Government agencies may employ surveillance techniques to monitor potential threats to public safety or national security.

Private companies may engage in surveillance to protect their assets, prevent fraudulent activities, or gain market insights.

Even individuals, in certain circumstances, may conduct surveillance to ensure personal safety or monitor specific activities.

Monitoring (Ongoing Observation for Specific Purposes)

Monitoring, on the other hand, involves the continuous observation of a person or a group of people.

It is typically carried out with a particular objective in mind. Monitoring can be conducted by government agencies, private companies, or healthcare providers, depending on the context.

Government agencies may monitor individuals or groups to ensure compliance with laws or regulations. For example, traffic cameras are employed to monitor vehicles and enforce road safety regulations.

Private companies may use monitoring to track employee productivity or ensure adherence to company policies.

Healthcare providers often monitor patientsโ€™ vital signs or medical conditions to provide accurate diagnoses and appropriate care.

Key Differences: Duration, Intrusiveness, and Scope

Several factors differentiate surveillance from monitoring:

  1. Purpose: Surveillance primarily focuses on collecting information, while monitoring aims to observe for a specific purpose. Surveillance encompasses a wide range of objectives, including security, intelligence gathering, and criminal investigations.

    On the contrary, monitoring typically serves a more defined purpose, such as compliance, health tracking, or support provision.
  2. Duration: Surveillance tends to be long-term, involving continuous or periodic data collection over extended periods.

    Monitoring, on the other hand, can be short-term or ongoing, depending on the specific objective and context. It may involve real-time observation or periodic checks.
  3. Intrusiveness: Surveillance is generally more intrusive compared to monitoring. Surveillance often involves the use of sophisticated technologies, invasive methods, or extensive data collection, which can encroach upon privacy and personal freedoms.

    Monitoring, although it may involve certain technologies or data collection, is typically less invasive and less likely to infringe upon personal privacy.
  4. Scope: Surveillance has a broader scope and can be employed for a wide variety of purposes, ranging from national security to commercial interests.

    Monitoring, on the other hand, is usually tailored to serve a specific purpose within a defined context, such as legal compliance, healthcare, or performance evaluation.

Surveillance and Monitoring

It is important to note that surveillance and monitoring can overlap in certain cases, which can lead to confusion between the two terms.

For instance, a government agency may engage in monitoring activities to gather information about a specific group of people, which can be considered a form of surveillance.

Ultimately, the distinction between surveillance and monitoring lies in the degree of intrusiveness, duration, purpose, and scope.

While there is no clear line separating the two concepts, understanding their differences is crucial for individuals and organizations as they navigate the ethical and legal implications associated with information collection and observation.

Frequently Asked Questions (FAQs)

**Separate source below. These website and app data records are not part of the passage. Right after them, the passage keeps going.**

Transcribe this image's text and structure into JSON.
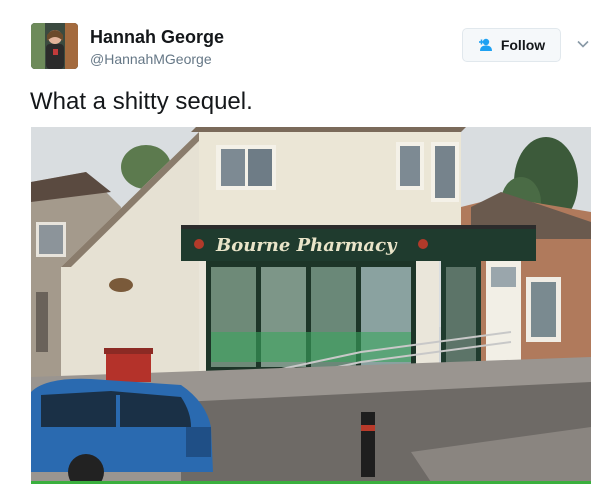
{
  "author": {
    "name": "Hannah George",
    "handle": "@HannahMGeorge"
  },
  "follow_button": {
    "label": "Follow",
    "icon": "add-user-icon"
  },
  "menu_icon": "chevron-down-icon",
  "tweet": {
    "text": "What a shitty sequel."
  },
  "photo": {
    "sign_text": "Bourne Pharmacy"
  },
  "colors": {
    "follow_text": "#14171a",
    "follow_icon": "#1da1f2",
    "handle": "#657786",
    "shopfront": "#1f3b2e"
  }
}
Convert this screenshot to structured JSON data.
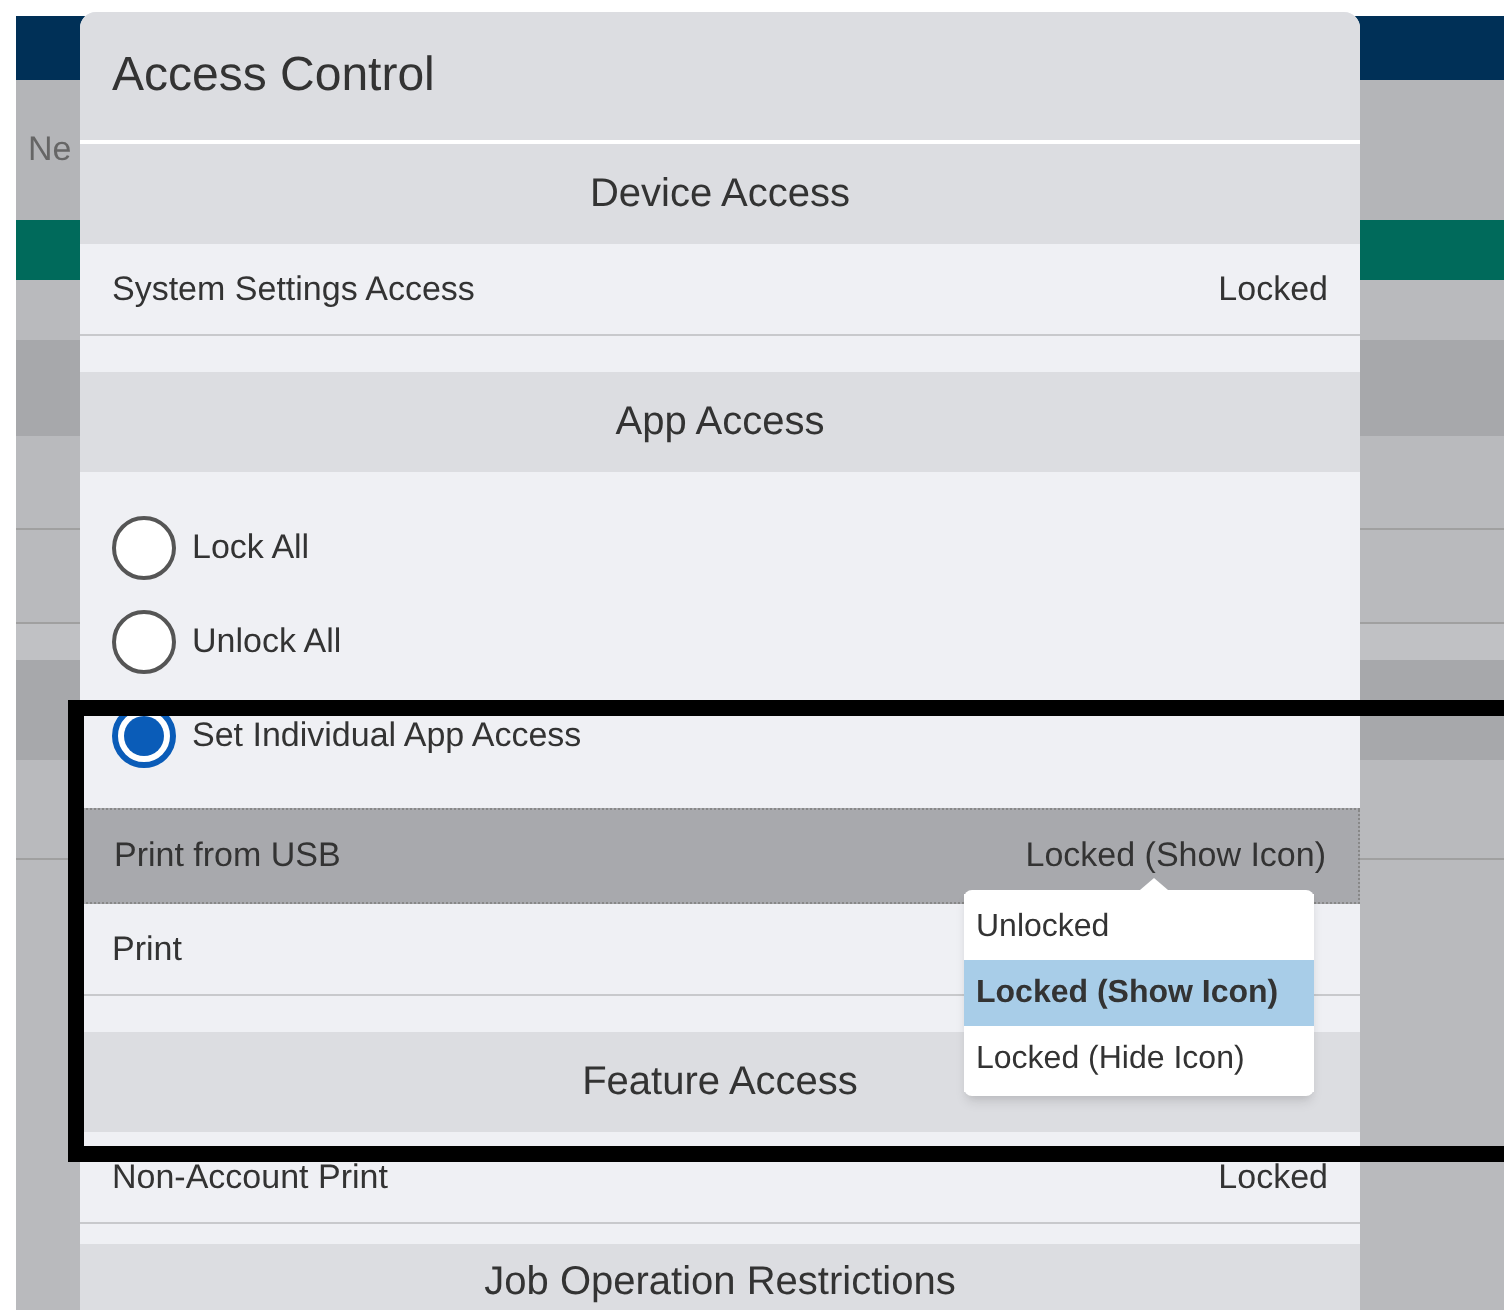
{
  "background_page": {
    "cut_text": "Ne"
  },
  "dialog": {
    "title": "Access Control",
    "sections": [
      {
        "header": "Device Access",
        "items": [
          {
            "kind": "setting",
            "label": "System Settings Access",
            "value": "Locked",
            "selected": false
          }
        ]
      },
      {
        "header": "App Access",
        "items": [
          {
            "kind": "radio",
            "label": "Lock All",
            "selected": false
          },
          {
            "kind": "radio",
            "label": "Unlock All",
            "selected": false
          },
          {
            "kind": "radio",
            "label": "Set Individual App Access",
            "selected": true
          },
          {
            "kind": "setting",
            "label": "Print from USB",
            "value": "Locked (Show Icon)",
            "selected": true
          },
          {
            "kind": "setting",
            "label": "Print",
            "selected": false
          }
        ]
      },
      {
        "header": "Feature Access",
        "items": [
          {
            "kind": "setting",
            "label": "Non-Account Print",
            "value": "Locked",
            "selected": false
          }
        ]
      },
      {
        "header": "Job Operation Restrictions"
      }
    ]
  },
  "dropdown": {
    "options": [
      {
        "label": "Unlocked",
        "selected": false
      },
      {
        "label": "Locked (Show Icon)",
        "selected": true
      },
      {
        "label": "Locked (Hide Icon)",
        "selected": false
      }
    ]
  }
}
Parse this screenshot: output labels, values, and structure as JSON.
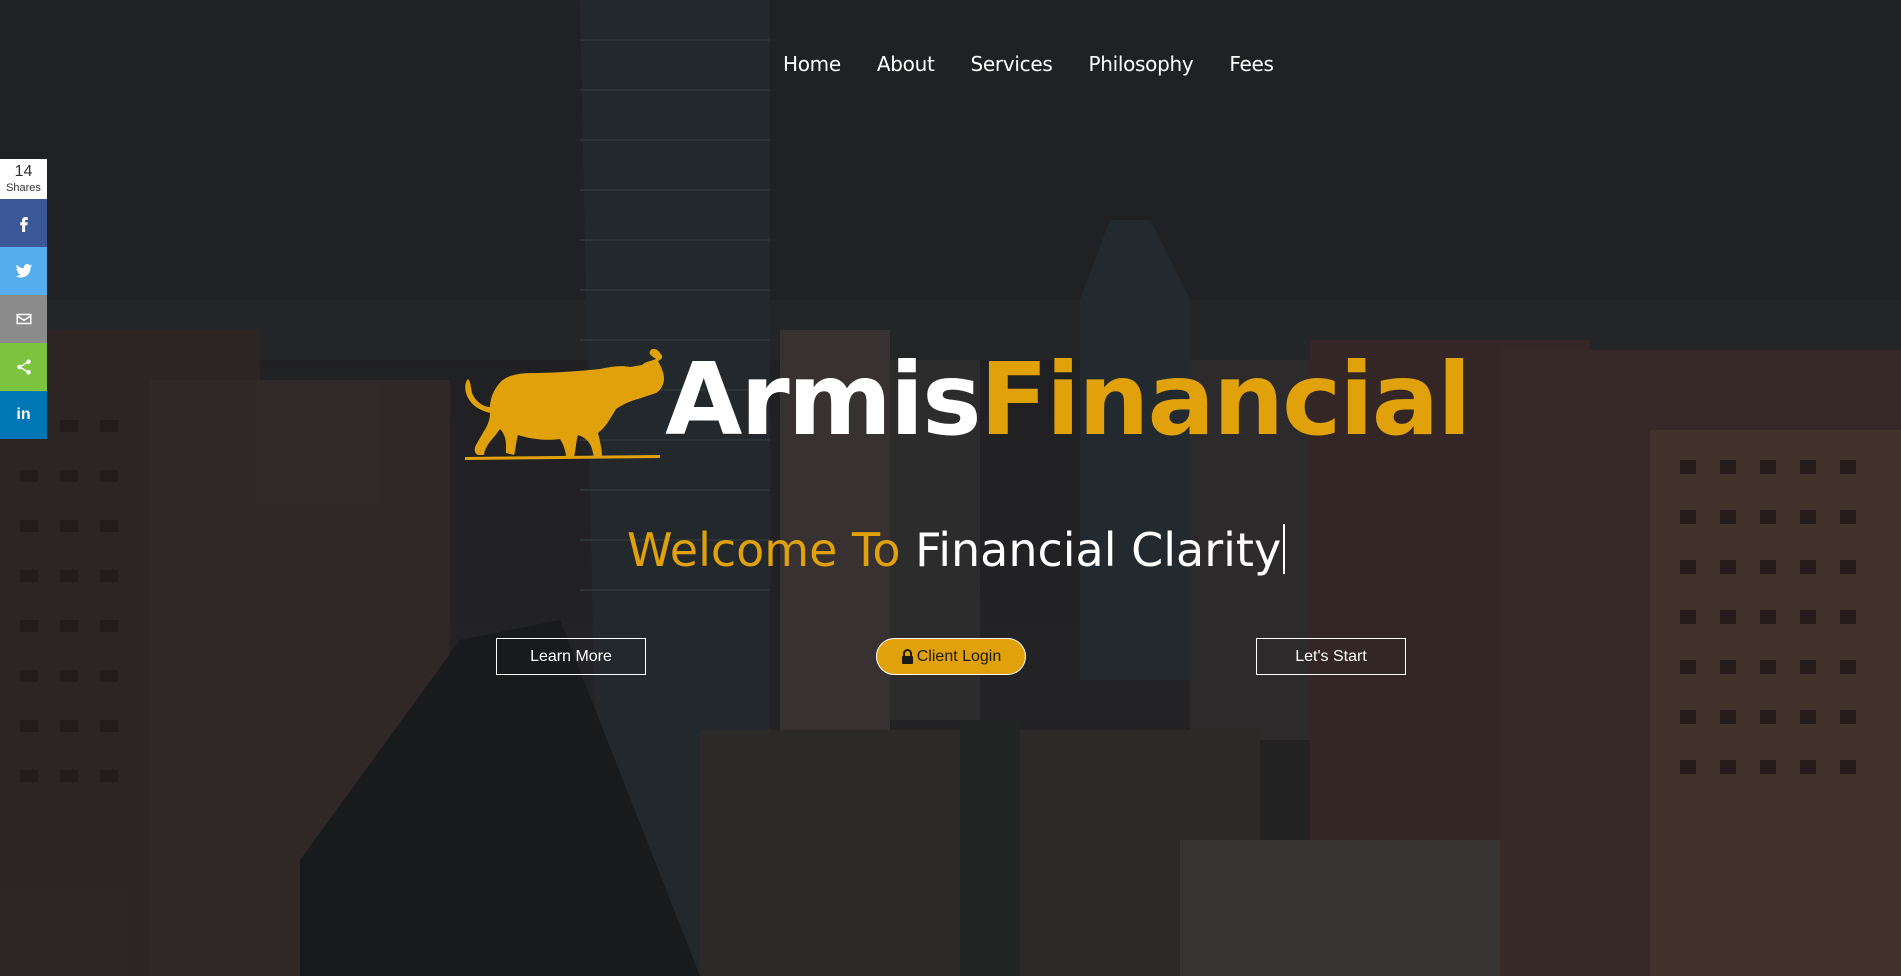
{
  "nav": {
    "items": [
      {
        "label": "Home"
      },
      {
        "label": "About"
      },
      {
        "label": "Services"
      },
      {
        "label": "Philosophy"
      },
      {
        "label": "Fees"
      }
    ]
  },
  "share": {
    "count": "14",
    "count_label": "Shares",
    "buttons": [
      {
        "icon": "facebook-icon"
      },
      {
        "icon": "twitter-icon"
      },
      {
        "icon": "email-icon"
      },
      {
        "icon": "share-icon"
      },
      {
        "icon": "linkedin-icon",
        "label": "in"
      }
    ]
  },
  "logo": {
    "part1": "Armis",
    "part2": "Financial",
    "icon": "bull-icon"
  },
  "headline": {
    "gold": "Welcome To",
    "white": "Financial Clarity"
  },
  "buttons": {
    "learn_more": "Learn More",
    "client_login": "Client Login",
    "lets_start": "Let's Start"
  },
  "colors": {
    "accent": "#e0a10a",
    "facebook": "#3b5998",
    "twitter": "#55acee",
    "email": "#8b8b8b",
    "share": "#7cc33f",
    "linkedin": "#0077b5"
  }
}
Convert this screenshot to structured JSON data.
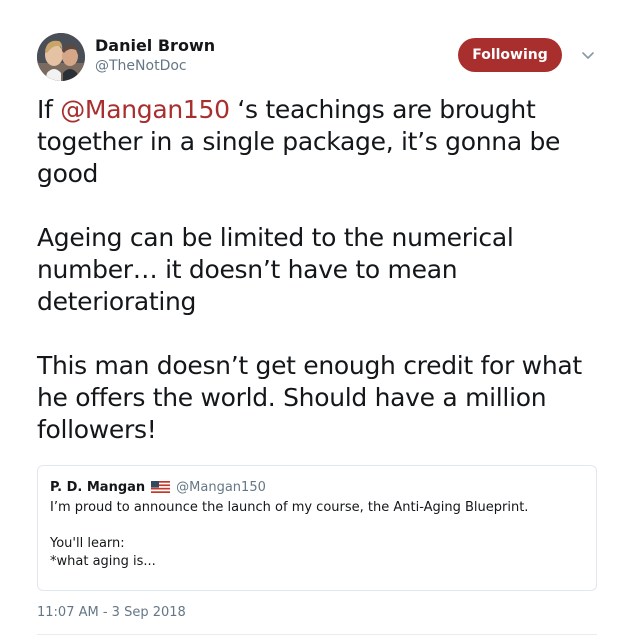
{
  "author": {
    "name": "Daniel Brown",
    "handle": "@TheNotDoc"
  },
  "follow_button": {
    "label": "Following",
    "color": "#a92f2f"
  },
  "menu_icon": "chevron-down-icon",
  "tweet": {
    "p1_before": "If ",
    "p1_mention": "@Mangan150",
    "p1_after": " ‘s teachings are brought together in a single package, it’s gonna be good",
    "p2": "Ageing can be limited to the numerical number… it doesn’t have to mean deteriorating",
    "p3": "This man doesn’t get enough credit for what he offers the world. Should have a million followers!"
  },
  "quoted_tweet": {
    "name": "P. D. Mangan",
    "flag_icon": "us-flag-icon",
    "handle": "@Mangan150",
    "line1": "I’m proud to announce the launch of my course, the Anti-Aging Blueprint.",
    "line2": "You'll learn:",
    "line3": "*what aging is..."
  },
  "timestamp": "11:07 AM - 3 Sep 2018"
}
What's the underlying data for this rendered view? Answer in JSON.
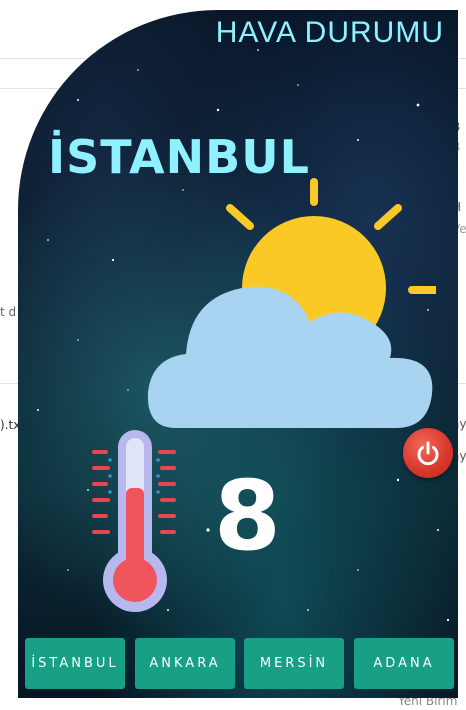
{
  "widget": {
    "title": "HAVA DURUMU",
    "city": "İSTANBUL",
    "temperature": "8",
    "weather_icon": "partly-cloudy-icon",
    "thermometer_icon": "thermometer-icon",
    "power_icon": "power-icon",
    "buttons": [
      {
        "label": "İSTANBUL"
      },
      {
        "label": "ANKARA"
      },
      {
        "label": "MERSİN"
      },
      {
        "label": "ADANA"
      }
    ],
    "colors": {
      "title": "#8ff0ff",
      "button": "#17a085",
      "sun": "#fbc926",
      "cloud": "#a8d4f2",
      "power": "#d8352a"
    }
  },
  "background_page": {
    "fragment_left_1": "t d",
    "fragment_left_2": ").tx",
    "fragment_bottom_right": "Yeni Birim",
    "fragment_right_a": "B",
    "fragment_right_b": "B",
    "fragment_right_c": "H",
    "fragment_right_d": "Ve",
    "fragment_right_e": "ay",
    "fragment_right_f": "ay"
  }
}
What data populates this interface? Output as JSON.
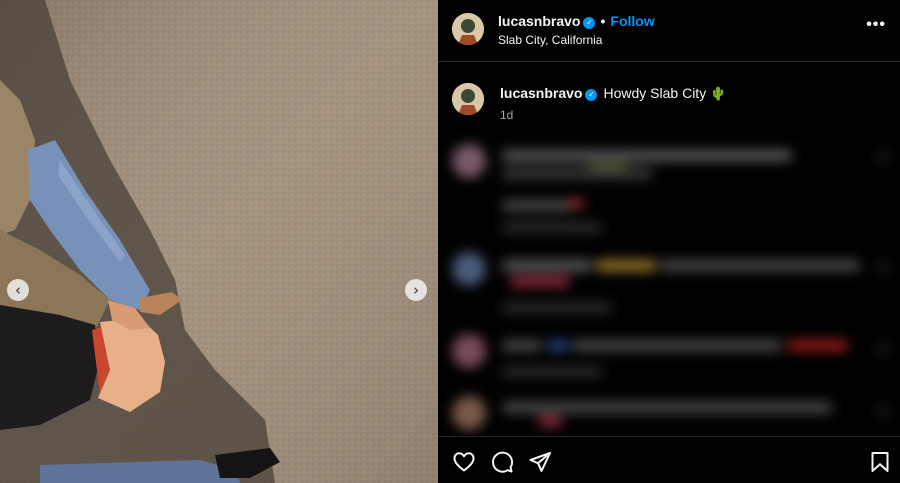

1. Is surveillance always conducted by government agencies? No, surveillance can be conducted by government agencies, private companies, or individuals, depending on the context and purpose.

2. What are some common purposes of monitoring in healthcare? Monitoring in healthcare can serve various purposes, such as tracking vital signs, monitoring chronic conditions, or ensuring medication adherence.

3. How long can surveillance activities last? Surveillance activities can be long-term, involving continuous or periodic data collection over extended periods.

4. Can monitoring activities be considered intrusive? Monitoring activities are generally less intrusive compared to surveillance, as they focus on specific objectives within a defined context.

5. Is there a clear line between surveillance and monitoring? The line between surveillance and monitoring is not always clear-cut, as the two concepts can overlap depending on the circumstances and extent of data collection.